PTCOG 48. Meeting of the Particle Therapy Co-Operative Group. Heidelberg, 28.09.-03.10.2009. Düsseldorf: German Medical Science GMS Publishing House; 2009. Doc09ptcog071

DOI: 10.3205/09ptcog071, URN: urn:nbn:de:0183-09ptcog0717

Published: September 24, 2009

© 2009 Gottschalk.
This is an Open Access article distributed under the terms of the Creative Commons Attribution License ( You are free: to Share – to copy, distribute and transmit the work, provided the original author and source are credited.



Moliere theory predicts accurately the total multiple scattering in a slab of arbitrary thickness, without using the concept of scattering power T=d<theta2>/dx. However, some such concept (local rate of change) is needed for any nontrivial transport calculation, whether deterministic or Monte-Carlo. Therefore we are motivated to find an approximate integrable differential description of Moliere theory.

Well known formulas for T that depend only on local variables at x (kinetic energy and material properties), when integrated, do not give the correct total <theta2> because they ignore the single scattering correction (SSC), the effect on T of the increasing dominance of the Gaussian core over the single scattering tail of the multiple scattering angular distribution.

Recently two nonlocal formulas have been proposed which do considerably better. The first, by Schneider et al, parametrizes the SSC for mixed slabs in terms of a generalized normalized depth variable. The second, by Kanematsu, uses an auxiliary "radiative pathlength" integral. We propose a third nonlocal formula which corresponds still more closely to Moliere theory. It parametrizes the SSC in terms of the logarithm of the decrease in the kinematic factor pv from the stack entry to the point of interest.
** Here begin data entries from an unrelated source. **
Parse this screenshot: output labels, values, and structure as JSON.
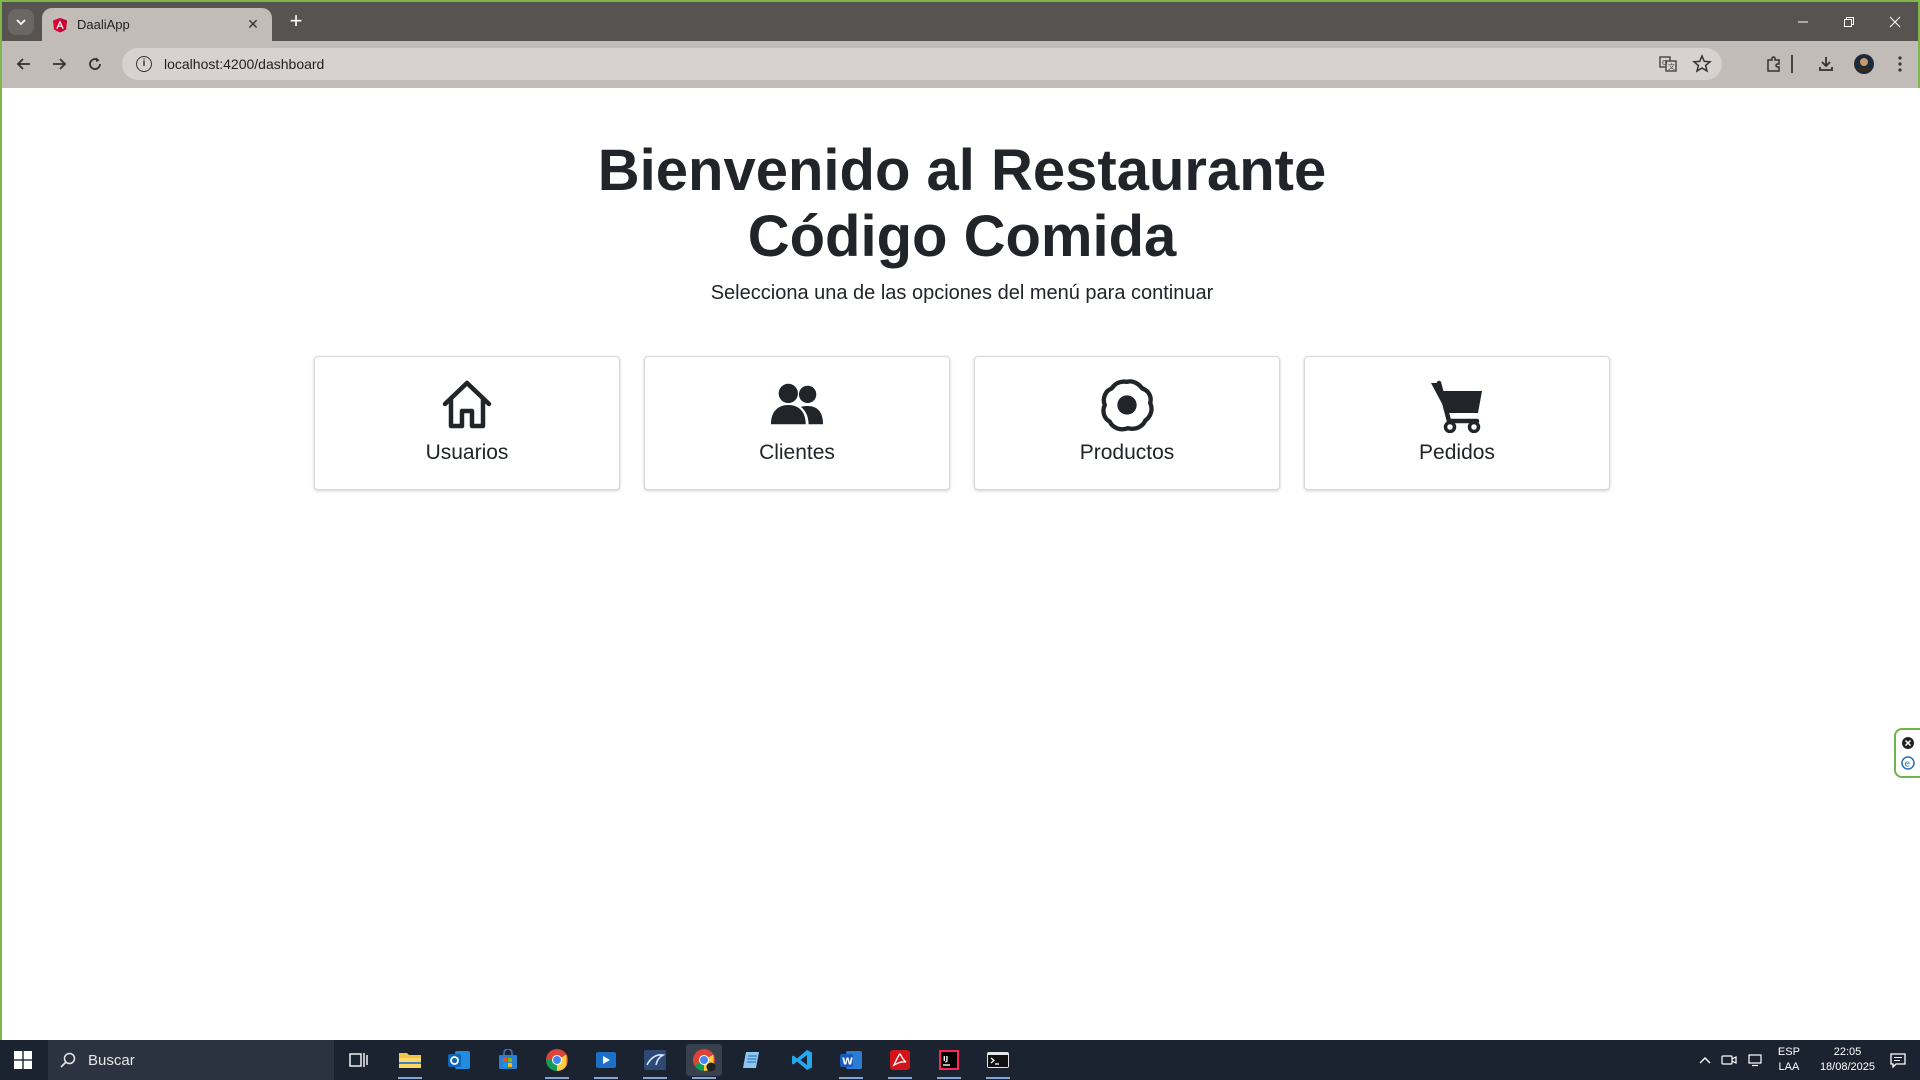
{
  "browser": {
    "tab_title": "DaaliApp",
    "url": "localhost:4200/dashboard"
  },
  "page": {
    "title_line1": "Bienvenido al Restaurante",
    "title_line2": "Código Comida",
    "subtitle": "Selecciona una de las opciones del menú para continuar",
    "cards": [
      {
        "label": "Usuarios",
        "icon": "house-icon"
      },
      {
        "label": "Clientes",
        "icon": "people-icon"
      },
      {
        "label": "Productos",
        "icon": "egg-icon"
      },
      {
        "label": "Pedidos",
        "icon": "cart-icon"
      }
    ]
  },
  "taskbar": {
    "search_placeholder": "Buscar",
    "lang_line1": "ESP",
    "lang_line2": "LAA",
    "time": "22:05",
    "date": "18/08/2025"
  },
  "colors": {
    "chrome_dark": "#575350",
    "chrome_light": "#c2bcb9",
    "text": "#212529",
    "taskbar": "#1c2330",
    "frame_accent": "#7db64a"
  }
}
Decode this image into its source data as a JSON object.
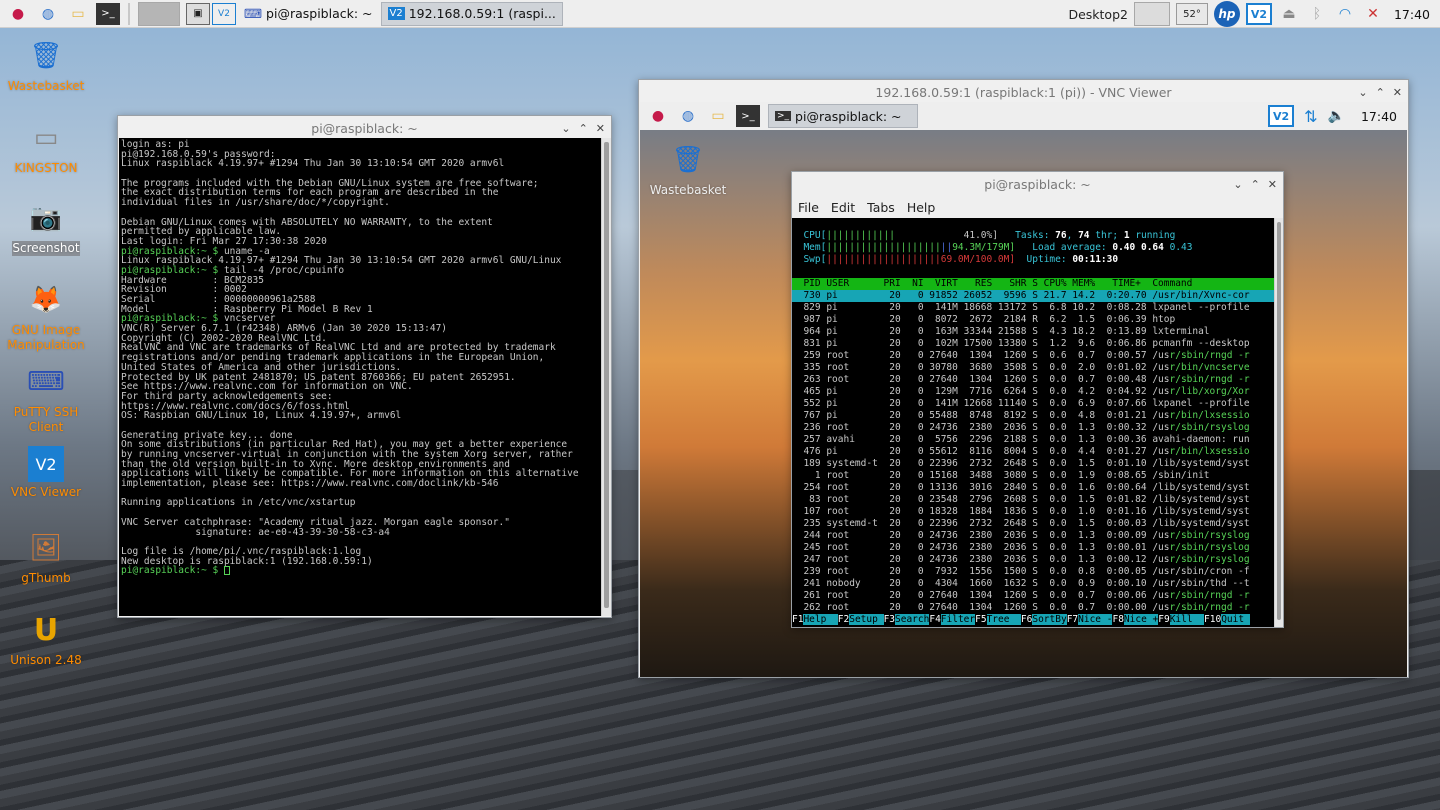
{
  "taskbar": {
    "apps": [
      "raspberry-menu",
      "web-browser",
      "file-manager",
      "terminal"
    ],
    "buttons": [
      {
        "label": "pi@raspiblack: ~",
        "active": false
      },
      {
        "label": "192.168.0.59:1 (raspi...",
        "active": true
      }
    ],
    "desktop_label": "Desktop2",
    "temp": "52°",
    "clock": "17:40"
  },
  "desktop_icons": [
    {
      "label": "Wastebasket",
      "selected": false
    },
    {
      "label": "KINGSTON",
      "selected": false
    },
    {
      "label": "Screenshot",
      "selected": true
    },
    {
      "label": "GNU Image Manipulation",
      "selected": false
    },
    {
      "label": "PuTTY SSH Client",
      "selected": false
    },
    {
      "label": "VNC Viewer",
      "selected": false
    },
    {
      "label": "gThumb",
      "selected": false
    },
    {
      "label": "Unison 2.48",
      "selected": false
    }
  ],
  "terminal": {
    "title": "pi@raspiblack: ~",
    "lines": [
      "login as: pi",
      "pi@192.168.0.59's password:",
      "Linux raspiblack 4.19.97+ #1294 Thu Jan 30 13:10:54 GMT 2020 armv6l",
      "",
      "The programs included with the Debian GNU/Linux system are free software;",
      "the exact distribution terms for each program are described in the",
      "individual files in /usr/share/doc/*/copyright.",
      "",
      "Debian GNU/Linux comes with ABSOLUTELY NO WARRANTY, to the extent",
      "permitted by applicable law.",
      "Last login: Fri Mar 27 17:30:38 2020",
      "pi@raspiblack:~ $ uname -a",
      "Linux raspiblack 4.19.97+ #1294 Thu Jan 30 13:10:54 GMT 2020 armv6l GNU/Linux",
      "pi@raspiblack:~ $ tail -4 /proc/cpuinfo",
      "Hardware        : BCM2835",
      "Revision        : 0002",
      "Serial          : 00000000961a2588",
      "Model           : Raspberry Pi Model B Rev 1",
      "pi@raspiblack:~ $ vncserver",
      "VNC(R) Server 6.7.1 (r42348) ARMv6 (Jan 30 2020 15:13:47)",
      "Copyright (C) 2002-2020 RealVNC Ltd.",
      "RealVNC and VNC are trademarks of RealVNC Ltd and are protected by trademark",
      "registrations and/or pending trademark applications in the European Union,",
      "United States of America and other jurisdictions.",
      "Protected by UK patent 2481870; US patent 8760366; EU patent 2652951.",
      "See https://www.realvnc.com for information on VNC.",
      "For third party acknowledgements see:",
      "https://www.realvnc.com/docs/6/foss.html",
      "OS: Raspbian GNU/Linux 10, Linux 4.19.97+, armv6l",
      "",
      "Generating private key... done",
      "On some distributions (in particular Red Hat), you may get a better experience",
      "by running vncserver-virtual in conjunction with the system Xorg server, rather",
      "than the old version built-in to Xvnc. More desktop environments and",
      "applications will likely be compatible. For more information on this alternative",
      "implementation, please see: https://www.realvnc.com/doclink/kb-546",
      "",
      "Running applications in /etc/vnc/xstartup",
      "",
      "VNC Server catchphrase: \"Academy ritual jazz. Morgan eagle sponsor.\"",
      "             signature: ae-e0-43-39-30-58-c3-a4",
      "",
      "Log file is /home/pi/.vnc/raspiblack:1.log",
      "New desktop is raspiblack:1 (192.168.0.59:1)",
      "pi@raspiblack:~ $ "
    ]
  },
  "vnc": {
    "title": "192.168.0.59:1 (raspiblack:1 (pi)) - VNC Viewer",
    "panel_button": "pi@raspiblack: ~",
    "clock": "17:40",
    "wastebasket": "Wastebasket",
    "lxterm": {
      "title": "pi@raspiblack: ~",
      "menu": [
        "File",
        "Edit",
        "Tabs",
        "Help"
      ]
    },
    "htop": {
      "cpu_label": "CPU[",
      "cpu_bar": "||||||||||||",
      "cpu_val": "41.0%]",
      "mem_label": "Mem[",
      "mem_bar": "||||||||||||||||||||",
      "mem_val": "94.3M/179M]",
      "swp_label": "Swp[",
      "swp_bar": "||||||||||||||||||||",
      "swp_val": "69.0M/100.0M]",
      "tasks_label": "Tasks: ",
      "tasks_val": "76",
      "tasks_sep": ", ",
      "thr_val": "74",
      "thr_label": " thr; ",
      "run_val": "1",
      "run_label": " running",
      "load_label": "Load average: ",
      "load1": "0.40",
      "load5": "0.64",
      "load15": "0.43",
      "uptime_label": "Uptime: ",
      "uptime_val": "00:11:30",
      "header": "  PID USER      PRI  NI  VIRT   RES   SHR S CPU% MEM%   TIME+  Command",
      "rows": [
        "  730 pi         20   0 91852 26052  9596 S 21.7 14.2  0:20.70 /usr/bin/Xvnc-cor",
        "  829 pi         20   0  141M 18668 13172 S  6.8 10.2  0:08.28 lxpanel --profile",
        "  987 pi         20   0  8072  2672  2184 R  6.2  1.5  0:06.39 htop",
        "  964 pi         20   0  163M 33344 21588 S  4.3 18.2  0:13.89 lxterminal",
        "  831 pi         20   0  102M 17500 13380 S  1.2  9.6  0:06.86 pcmanfm --desktop",
        "  259 root       20   0 27640  1304  1260 S  0.6  0.7  0:00.57 /usr/sbin/rngd -r",
        "  335 root       20   0 30780  3680  3508 S  0.0  2.0  0:01.02 /usr/bin/vncserve",
        "  263 root       20   0 27640  1304  1260 S  0.0  0.7  0:00.48 /usr/sbin/rngd -r",
        "  465 pi         20   0  129M  7716  6264 S  0.0  4.2  0:04.92 /usr/lib/xorg/Xor",
        "  552 pi         20   0  141M 12668 11140 S  0.0  6.9  0:07.66 lxpanel --profile",
        "  767 pi         20   0 55488  8748  8192 S  0.0  4.8  0:01.21 /usr/bin/lxsessio",
        "  236 root       20   0 24736  2380  2036 S  0.0  1.3  0:00.32 /usr/sbin/rsyslog",
        "  257 avahi      20   0  5756  2296  2188 S  0.0  1.3  0:00.36 avahi-daemon: run",
        "  476 pi         20   0 55612  8116  8004 S  0.0  4.4  0:01.27 /usr/bin/lxsessio",
        "  189 systemd-t  20   0 22396  2732  2648 S  0.0  1.5  0:01.10 /lib/systemd/syst",
        "    1 root       20   0 15168  3488  3080 S  0.0  1.9  0:08.65 /sbin/init",
        "  254 root       20   0 13136  3016  2840 S  0.0  1.6  0:00.64 /lib/systemd/syst",
        "   83 root       20   0 23548  2796  2608 S  0.0  1.5  0:01.82 /lib/systemd/syst",
        "  107 root       20   0 18328  1884  1836 S  0.0  1.0  0:01.16 /lib/systemd/syst",
        "  235 systemd-t  20   0 22396  2732  2648 S  0.0  1.5  0:00.03 /lib/systemd/syst",
        "  244 root       20   0 24736  2380  2036 S  0.0  1.3  0:00.09 /usr/sbin/rsyslog",
        "  245 root       20   0 24736  2380  2036 S  0.0  1.3  0:00.01 /usr/sbin/rsyslog",
        "  247 root       20   0 24736  2380  2036 S  0.0  1.3  0:00.12 /usr/sbin/rsyslog",
        "  239 root       20   0  7932  1556  1500 S  0.0  0.8  0:00.05 /usr/sbin/cron -f",
        "  241 nobody     20   0  4304  1660  1632 S  0.0  0.9  0:00.10 /usr/sbin/thd --t",
        "  261 root       20   0 27640  1304  1260 S  0.0  0.7  0:00.06 /usr/sbin/rngd -r",
        "  262 root       20   0 27640  1304  1260 S  0.0  0.7  0:00.00 /usr/sbin/rngd -r"
      ],
      "fkeys": [
        {
          "num": "F1",
          "label": "Help  "
        },
        {
          "num": "F2",
          "label": "Setup "
        },
        {
          "num": "F3",
          "label": "Search"
        },
        {
          "num": "F4",
          "label": "Filter"
        },
        {
          "num": "F5",
          "label": "Tree  "
        },
        {
          "num": "F6",
          "label": "SortBy"
        },
        {
          "num": "F7",
          "label": "Nice -"
        },
        {
          "num": "F8",
          "label": "Nice +"
        },
        {
          "num": "F9",
          "label": "Kill  "
        },
        {
          "num": "F10",
          "label": "Quit "
        }
      ]
    }
  },
  "colors": {
    "accent": "#17a5b5",
    "header_green": "#14b514",
    "label_orange": "#ff8c00"
  }
}
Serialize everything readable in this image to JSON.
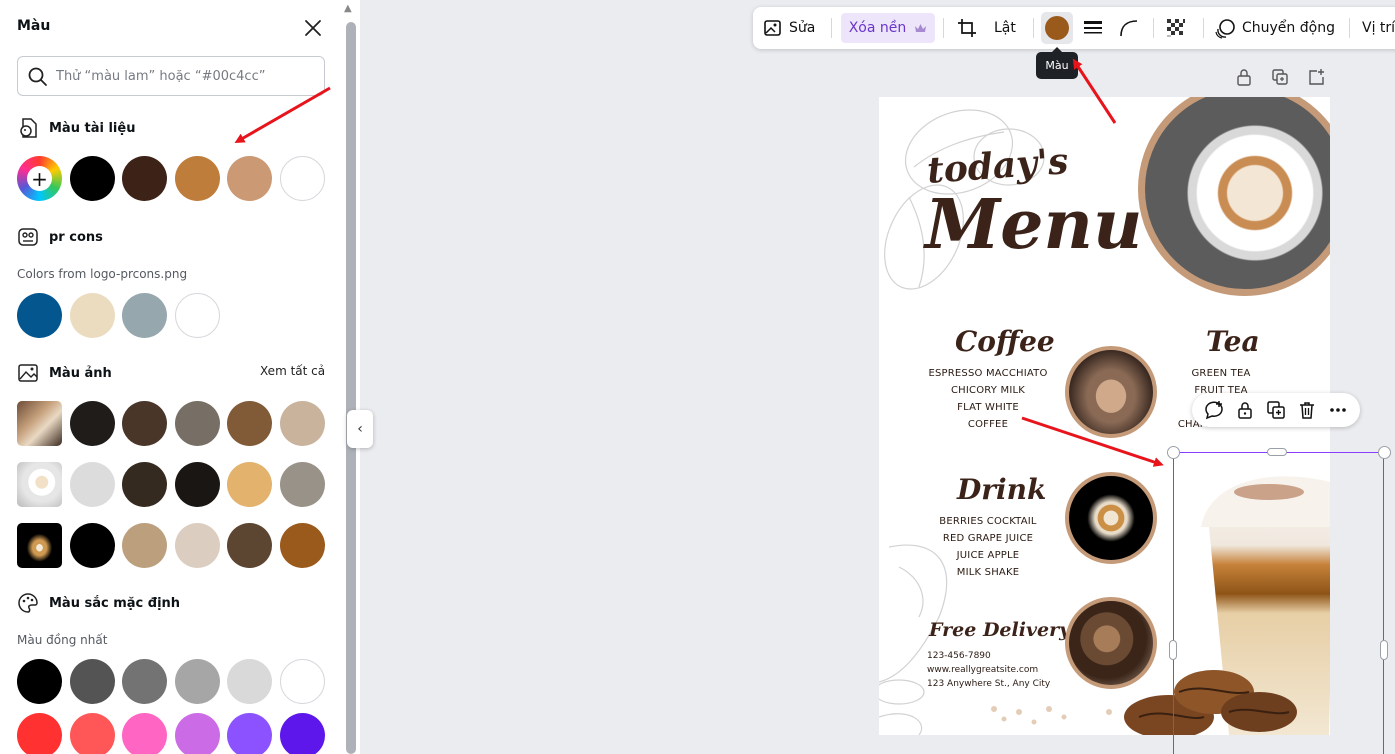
{
  "panel": {
    "title": "Màu",
    "search_placeholder": "Thử “màu lam” hoặc “#00c4cc”",
    "document_colors": {
      "title": "Màu tài liệu",
      "swatches": [
        "#000000",
        "#3d2217",
        "#be7d3b",
        "#cb9a74",
        "#ffffff"
      ]
    },
    "brand_kit": {
      "title": "pr cons",
      "subtitle": "Colors from logo-prcons.png",
      "swatches": [
        "#04568f",
        "#ebdcc0",
        "#96a7ae",
        "#ffffff"
      ]
    },
    "photo_colors": {
      "title": "Màu ảnh",
      "see_all": "Xem tất cả",
      "rows": [
        [
          "#201c19",
          "#4a3629",
          "#776f66",
          "#815b38",
          "#c9b39d"
        ],
        [
          "#dcdcdc",
          "#352a20",
          "#1a1613",
          "#e3b26d",
          "#999289"
        ],
        [
          "#000000",
          "#bca07e",
          "#dbcdc0",
          "#5c4531",
          "#9a5a1c"
        ]
      ]
    },
    "default_colors": {
      "title": "Màu sắc mặc định",
      "subtitle": "Màu đồng nhất",
      "rows": [
        [
          "#000000",
          "#545454",
          "#737373",
          "#a6a6a6",
          "#d9d9d9",
          "#ffffff"
        ],
        [
          "#ff3131",
          "#ff5757",
          "#ff66c4",
          "#cb6ce6",
          "#8c52ff",
          "#5e17eb"
        ]
      ]
    }
  },
  "toolbar": {
    "edit_label": "Sửa",
    "remove_bg_label": "Xóa nền",
    "flip_label": "Lật",
    "color_value": "#9a5a1c",
    "color_tooltip": "Màu",
    "animate_label": "Chuyển động",
    "position_label": "Vị trí"
  },
  "design": {
    "title_small": "today's",
    "title_big": "Menu",
    "coffee": {
      "heading": "Coffee",
      "items": [
        "ESPRESSO MACCHIATO",
        "CHICORY MILK",
        "FLAT WHITE",
        "COFFEE"
      ]
    },
    "tea": {
      "heading": "Tea",
      "items": [
        "GREEN TEA",
        "FRUIT TEA",
        "B",
        "CHAMOMILE TEA"
      ]
    },
    "drink": {
      "heading": "Drink",
      "items": [
        "BERRIES COCKTAIL",
        "RED GRAPE JUICE",
        "JUICE APPLE",
        "MILK SHAKE"
      ]
    },
    "delivery": {
      "heading": "Free Delivery",
      "phone": "123-456-7890",
      "website": "www.reallygreatsite.com",
      "address": "123 Anywhere St., Any City"
    }
  },
  "colors": {
    "accent_purple": "#8b3dff",
    "annotation_red": "#e8141c"
  }
}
We will derive the formula, demonstrate its accuracy in the single slab case (the only case for which extensive experimental data exist), and discuss the kinds of transport calculations for which the improvement does or does not matter. One in particular, the upstream modulator problem in passive beam line design, provides a good way of discriminating between the six existing formulas for T experimentally.

The derivation and discussion are carried out for protons, where multiple scattring is more of a problem, but generalization to heavier ions is trivial.